If the debtor party refuses to pay the debt after the money judgment is issued, the creditor party can take various actions to collect the debt. For example, the creditor party can bring a foreclosure action against the debtor party's real estate or the creditor party can seize the debtor party's bank accounts.

Success Stories


The DHS law firm attorneys have produced successful outcomes for many family law clients. Please click here to read about success stories that reflect various family law issues. Perhaps you will see your marital issues reflected in one or more of these brief stories.

Contact Us

Please contact DHS for a confidential consultation with attorney Dougherty or Hanneman or Snedaker. Each is an Ohio State Bar Association Certified Specialist in Family Relations Law. They are three of only 115 attorneys in Ohio who have earned this designation as of January 1, 2013. Less than one-half (1/2) of one (1) percent of all family relations attorneys registered in Ohio has achieved this status!

DHS is located in a safe, convenient northwest Columbus suburb with free on-site parking. The building is west of the intersection of Sawmill Road and Bethel Road. (Bethel Road becomes Hayden Road west of the Sawmill Road intersection.) The offices are in the classic redbrick Northwest Law Offices Building:

  • next to Bravo! Cucina Italiana Restaurant,
  • on the north side of Hayden Road, and
  • east of Riverside Drive (State Route 33).
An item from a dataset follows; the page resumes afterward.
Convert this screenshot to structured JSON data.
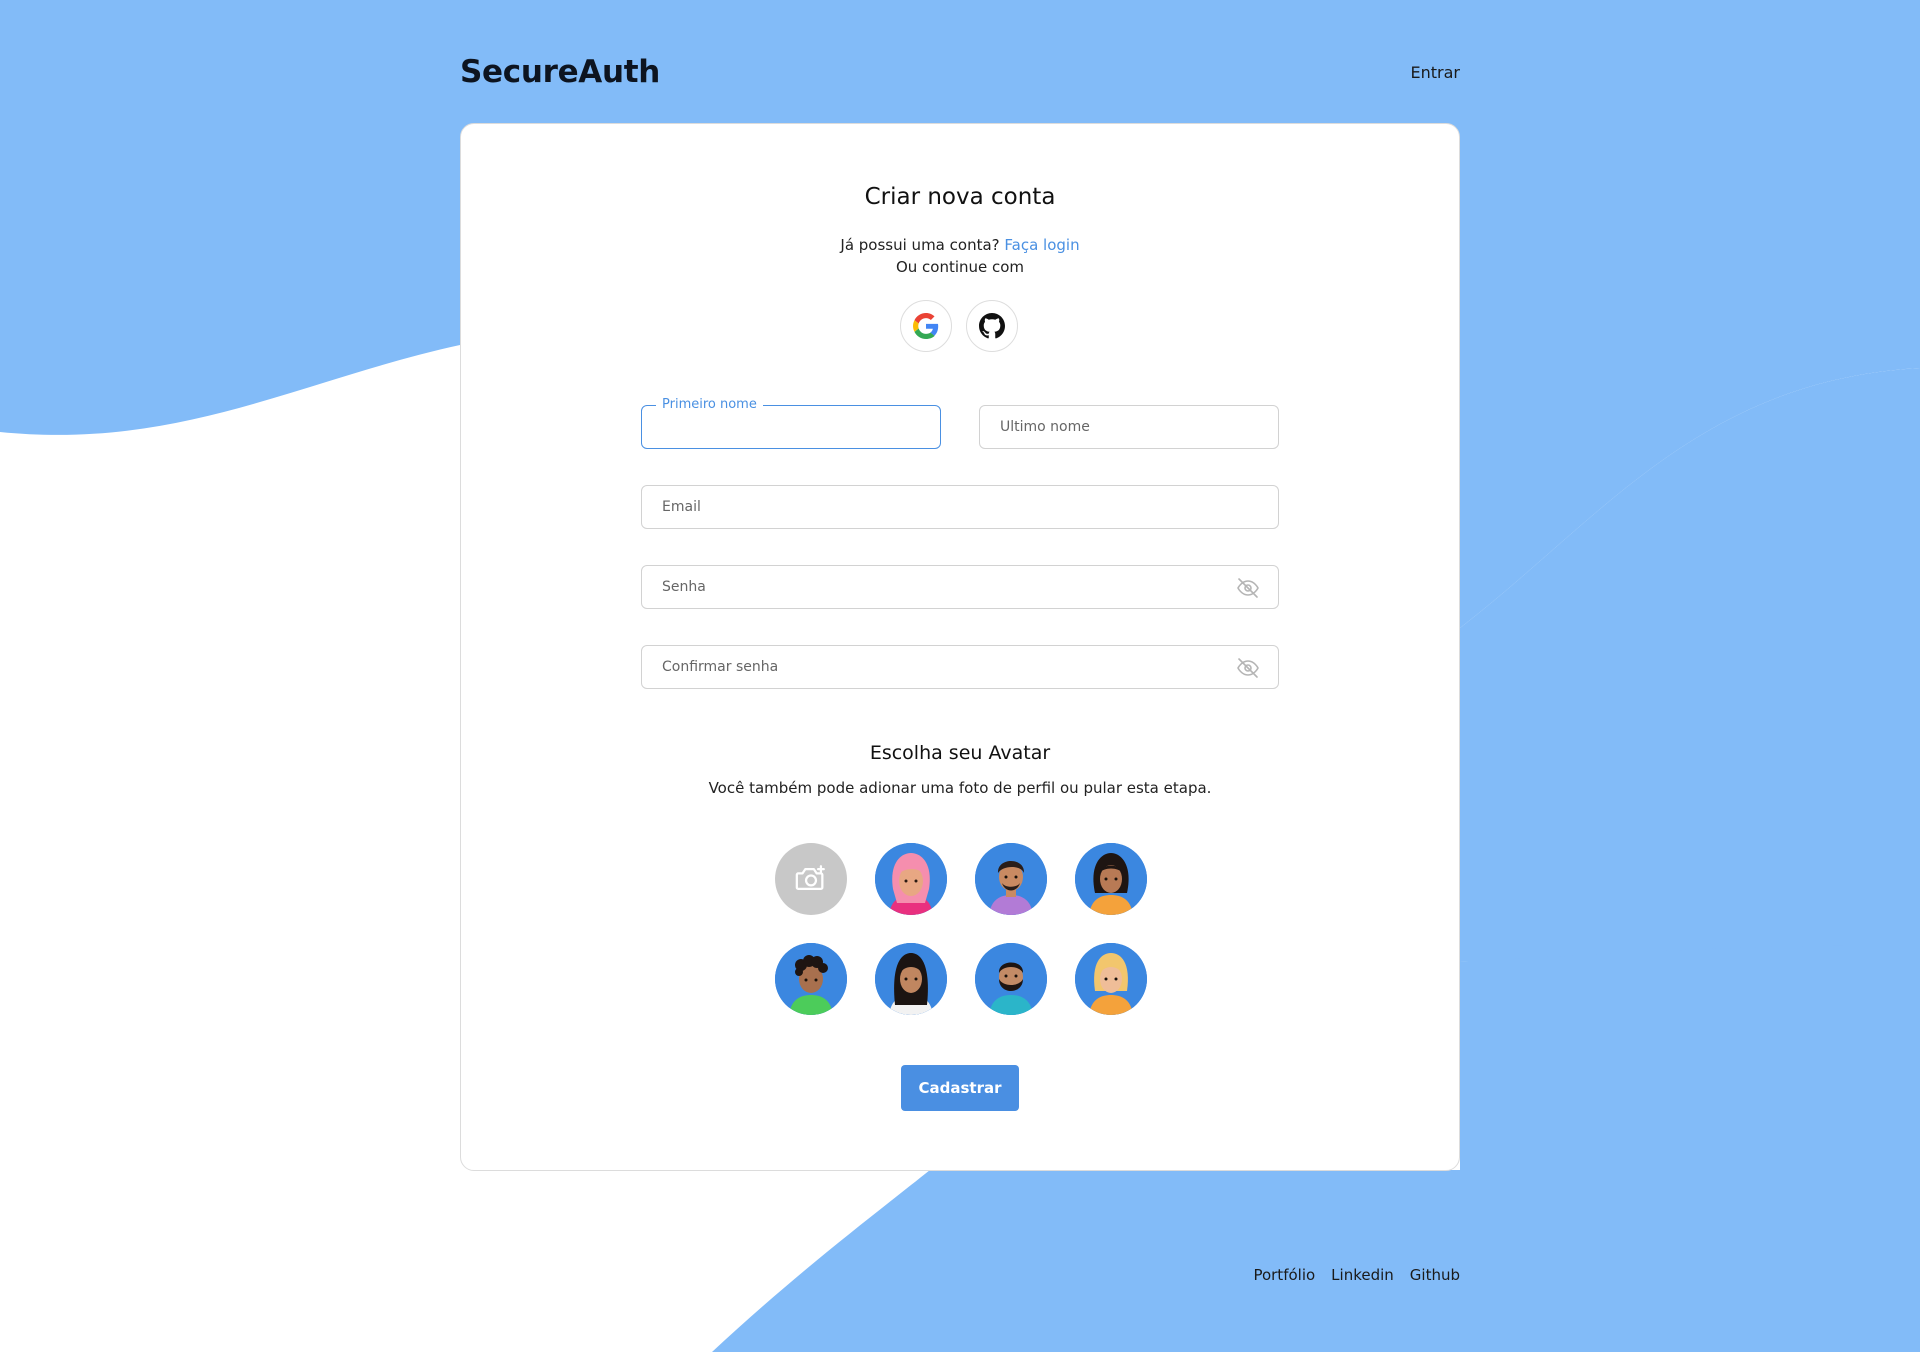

Then turn onto Donnylane Boulevard from Hayden Road. Then turn right into the parking lot behind the building. The main entrance is at the rear of the building.